"(i) circumstances indicating that you have registered or you have acquired the domain name primarily for the purpose of selling, renting, or otherwise transferring the domain name registration to the complainant who is the owner of the trademark or service mark or to a competitor of that complainant, for valuable consideration in excess of your documented out-of-pocket costs directly related to the domain name; or
(ii) you have registered the domain name in order to prevent the owner of the trademark or service mark from reflecting the mark in a corresponding domain name, provided that you have engaged in a pattern of such conduct; or
(iii) you have registered the domain name primarily for the purpose of disrupting the business of a competitor; or
(iv) by using the domain name, you have intentionally attempted to attract, for commercial gain, Internet users to your web site or other on-line location, by creating a likelihood of confusion with the complainant's mark as to the source, sponsorship, affiliation, or endorsement of your website or location or of a product or service on your website or location."
In the present case, the evidence before the Panel shows that (i) the disputed domain name consists of the TINDER mark along with common words that could be seen by web users as suggesting a website related to the TINDER online dating service, and (ii) Respondent has only used the disputed domain name to redirect web traffic to an online dating related website full of pictures of women from around the world with text suggesting that the women shown can be found on the TINDER service. As Respondent registered the disputed domain name several years after Complainant adopted and made use of the TINDER mark for its online dating service and associated mobile application, it appears more likely than not that Respondent intentionally registered and used the disputed domain name consisting of the TINDER mark in order to take advantage of the TINDER trademark for commercial gain. Such evidence, none of which is contested by Respondent who has chosen not to participate in this proceeding, leads this Panel to conclude that Respondent opportunistically targeted Complainant and the TINDER mark in bad faith.

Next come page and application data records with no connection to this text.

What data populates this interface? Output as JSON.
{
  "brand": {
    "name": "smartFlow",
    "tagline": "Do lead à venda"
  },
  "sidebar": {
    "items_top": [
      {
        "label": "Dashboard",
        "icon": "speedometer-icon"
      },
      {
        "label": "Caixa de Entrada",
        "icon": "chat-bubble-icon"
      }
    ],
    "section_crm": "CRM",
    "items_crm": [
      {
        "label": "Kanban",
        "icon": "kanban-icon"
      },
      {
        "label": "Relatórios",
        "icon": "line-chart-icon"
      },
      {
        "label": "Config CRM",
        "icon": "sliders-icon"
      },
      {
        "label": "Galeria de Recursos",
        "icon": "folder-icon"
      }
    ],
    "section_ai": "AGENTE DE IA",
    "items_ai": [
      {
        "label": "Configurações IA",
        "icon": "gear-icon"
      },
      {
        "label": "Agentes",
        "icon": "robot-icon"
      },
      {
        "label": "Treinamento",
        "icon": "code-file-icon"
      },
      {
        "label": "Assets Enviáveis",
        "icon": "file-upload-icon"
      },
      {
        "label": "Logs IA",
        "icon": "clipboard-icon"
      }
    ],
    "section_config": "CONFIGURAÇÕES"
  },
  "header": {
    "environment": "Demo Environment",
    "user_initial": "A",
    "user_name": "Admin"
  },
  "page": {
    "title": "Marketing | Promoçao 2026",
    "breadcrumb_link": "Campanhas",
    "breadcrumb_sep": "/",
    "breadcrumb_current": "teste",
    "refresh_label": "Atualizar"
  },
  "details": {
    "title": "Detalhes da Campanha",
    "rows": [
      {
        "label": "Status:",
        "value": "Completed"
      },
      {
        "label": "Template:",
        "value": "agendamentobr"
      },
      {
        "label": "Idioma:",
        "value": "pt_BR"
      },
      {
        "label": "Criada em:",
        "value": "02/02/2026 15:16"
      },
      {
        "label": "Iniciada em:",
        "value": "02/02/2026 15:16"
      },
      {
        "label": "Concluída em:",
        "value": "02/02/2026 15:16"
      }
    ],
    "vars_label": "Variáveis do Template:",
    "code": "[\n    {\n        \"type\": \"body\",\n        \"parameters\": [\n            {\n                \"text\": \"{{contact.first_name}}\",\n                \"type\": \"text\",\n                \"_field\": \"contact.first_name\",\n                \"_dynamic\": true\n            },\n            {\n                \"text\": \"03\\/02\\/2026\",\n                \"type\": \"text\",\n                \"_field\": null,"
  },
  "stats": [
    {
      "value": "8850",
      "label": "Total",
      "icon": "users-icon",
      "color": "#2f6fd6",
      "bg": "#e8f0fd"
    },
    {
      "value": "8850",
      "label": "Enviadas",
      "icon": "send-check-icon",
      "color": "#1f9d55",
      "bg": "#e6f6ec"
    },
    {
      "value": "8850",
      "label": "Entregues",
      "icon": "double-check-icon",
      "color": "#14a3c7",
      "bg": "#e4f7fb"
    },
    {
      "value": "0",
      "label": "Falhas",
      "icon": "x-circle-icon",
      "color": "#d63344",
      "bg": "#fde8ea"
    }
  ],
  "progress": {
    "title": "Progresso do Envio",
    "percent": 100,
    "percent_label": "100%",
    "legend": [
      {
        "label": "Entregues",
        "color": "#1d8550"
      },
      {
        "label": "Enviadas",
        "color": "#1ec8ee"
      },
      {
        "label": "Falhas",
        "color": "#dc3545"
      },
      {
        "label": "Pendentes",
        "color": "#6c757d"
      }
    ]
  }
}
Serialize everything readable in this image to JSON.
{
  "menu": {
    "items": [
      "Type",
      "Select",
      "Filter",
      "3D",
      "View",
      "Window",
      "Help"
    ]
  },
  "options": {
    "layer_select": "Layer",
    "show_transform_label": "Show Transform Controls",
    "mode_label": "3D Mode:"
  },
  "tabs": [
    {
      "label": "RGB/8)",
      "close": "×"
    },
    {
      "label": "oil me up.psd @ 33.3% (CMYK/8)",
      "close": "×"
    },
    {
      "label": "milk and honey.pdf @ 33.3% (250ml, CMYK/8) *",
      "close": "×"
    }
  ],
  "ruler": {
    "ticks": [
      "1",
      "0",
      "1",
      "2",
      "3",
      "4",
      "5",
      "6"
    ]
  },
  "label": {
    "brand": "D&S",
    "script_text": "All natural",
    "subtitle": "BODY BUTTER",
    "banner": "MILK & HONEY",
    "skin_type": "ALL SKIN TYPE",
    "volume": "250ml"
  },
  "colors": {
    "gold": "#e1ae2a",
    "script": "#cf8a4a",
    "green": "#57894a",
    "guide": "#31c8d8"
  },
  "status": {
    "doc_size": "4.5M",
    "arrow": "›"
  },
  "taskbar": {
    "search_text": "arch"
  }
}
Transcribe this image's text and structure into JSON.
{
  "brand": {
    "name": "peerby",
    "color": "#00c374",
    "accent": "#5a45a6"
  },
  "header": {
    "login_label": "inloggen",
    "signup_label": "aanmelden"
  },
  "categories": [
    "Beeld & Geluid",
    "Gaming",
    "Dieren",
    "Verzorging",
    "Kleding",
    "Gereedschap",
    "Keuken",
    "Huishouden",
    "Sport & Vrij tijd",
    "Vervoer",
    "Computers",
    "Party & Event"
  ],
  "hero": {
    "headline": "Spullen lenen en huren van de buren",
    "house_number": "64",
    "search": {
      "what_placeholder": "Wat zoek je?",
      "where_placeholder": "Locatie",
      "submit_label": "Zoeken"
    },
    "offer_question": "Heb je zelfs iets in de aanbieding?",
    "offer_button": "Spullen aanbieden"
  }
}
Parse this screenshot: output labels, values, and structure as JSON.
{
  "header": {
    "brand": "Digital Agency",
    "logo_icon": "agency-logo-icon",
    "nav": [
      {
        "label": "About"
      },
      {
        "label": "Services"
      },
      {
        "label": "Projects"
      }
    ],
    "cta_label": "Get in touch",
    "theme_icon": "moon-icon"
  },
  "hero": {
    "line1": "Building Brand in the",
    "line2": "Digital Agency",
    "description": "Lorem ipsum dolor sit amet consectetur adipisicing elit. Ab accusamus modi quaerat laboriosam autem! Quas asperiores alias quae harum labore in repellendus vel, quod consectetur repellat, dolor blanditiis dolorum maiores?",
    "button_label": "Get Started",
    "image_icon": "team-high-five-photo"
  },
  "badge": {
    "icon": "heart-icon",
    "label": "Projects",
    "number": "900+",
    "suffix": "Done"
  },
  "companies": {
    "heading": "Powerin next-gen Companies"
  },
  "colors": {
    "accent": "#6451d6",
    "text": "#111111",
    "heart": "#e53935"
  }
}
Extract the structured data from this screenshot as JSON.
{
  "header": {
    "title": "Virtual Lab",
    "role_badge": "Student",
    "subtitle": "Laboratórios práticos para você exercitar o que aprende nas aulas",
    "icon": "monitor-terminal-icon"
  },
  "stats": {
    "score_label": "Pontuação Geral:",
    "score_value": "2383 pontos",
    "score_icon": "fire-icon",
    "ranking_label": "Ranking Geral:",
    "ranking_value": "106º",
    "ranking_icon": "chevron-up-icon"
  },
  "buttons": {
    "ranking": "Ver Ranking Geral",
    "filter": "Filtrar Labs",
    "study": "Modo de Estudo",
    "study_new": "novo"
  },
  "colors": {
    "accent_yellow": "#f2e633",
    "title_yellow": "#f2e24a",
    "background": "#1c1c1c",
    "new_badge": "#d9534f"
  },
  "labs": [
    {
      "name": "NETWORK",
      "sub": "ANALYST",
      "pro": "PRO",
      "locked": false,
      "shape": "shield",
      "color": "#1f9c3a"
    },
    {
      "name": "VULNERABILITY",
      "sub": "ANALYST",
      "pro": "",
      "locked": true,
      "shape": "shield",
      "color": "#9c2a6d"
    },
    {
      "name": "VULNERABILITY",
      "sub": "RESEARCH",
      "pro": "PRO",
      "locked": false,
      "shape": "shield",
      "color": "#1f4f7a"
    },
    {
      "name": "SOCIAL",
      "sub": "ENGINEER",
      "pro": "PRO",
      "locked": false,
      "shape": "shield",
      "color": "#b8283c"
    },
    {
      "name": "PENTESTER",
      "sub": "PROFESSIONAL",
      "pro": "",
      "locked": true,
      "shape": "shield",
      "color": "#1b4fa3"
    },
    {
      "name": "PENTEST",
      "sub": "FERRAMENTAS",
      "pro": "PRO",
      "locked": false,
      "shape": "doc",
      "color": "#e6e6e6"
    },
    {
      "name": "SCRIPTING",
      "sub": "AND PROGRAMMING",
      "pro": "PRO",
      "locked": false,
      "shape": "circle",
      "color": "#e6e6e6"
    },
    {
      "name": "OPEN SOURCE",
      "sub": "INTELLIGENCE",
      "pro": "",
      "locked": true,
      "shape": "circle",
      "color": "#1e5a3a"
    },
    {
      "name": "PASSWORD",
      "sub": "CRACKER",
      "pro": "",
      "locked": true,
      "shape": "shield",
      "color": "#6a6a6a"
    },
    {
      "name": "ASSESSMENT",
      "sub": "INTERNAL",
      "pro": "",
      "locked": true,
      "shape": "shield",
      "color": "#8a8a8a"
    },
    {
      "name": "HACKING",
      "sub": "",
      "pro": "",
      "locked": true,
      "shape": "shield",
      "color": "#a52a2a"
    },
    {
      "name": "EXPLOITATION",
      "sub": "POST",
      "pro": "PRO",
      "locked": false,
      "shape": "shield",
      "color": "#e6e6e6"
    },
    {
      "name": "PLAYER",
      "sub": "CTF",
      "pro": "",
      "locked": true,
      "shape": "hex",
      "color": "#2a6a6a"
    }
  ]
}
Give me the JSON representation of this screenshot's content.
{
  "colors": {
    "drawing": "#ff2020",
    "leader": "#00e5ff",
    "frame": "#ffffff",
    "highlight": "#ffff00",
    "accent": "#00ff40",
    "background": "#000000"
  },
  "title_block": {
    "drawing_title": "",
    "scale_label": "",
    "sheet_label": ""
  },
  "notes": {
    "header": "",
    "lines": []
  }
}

Accordingly, the Panel finds that Complainant succeeds under this element of the Policy.
For the foregoing reasons, in accordance with paragraphs 4(i) of the Policy and 15 of the Rules, the Panel orders that the disputed domain name <worldtinderwomen.com> be transferred to Complainant.
Date: October 10, 2017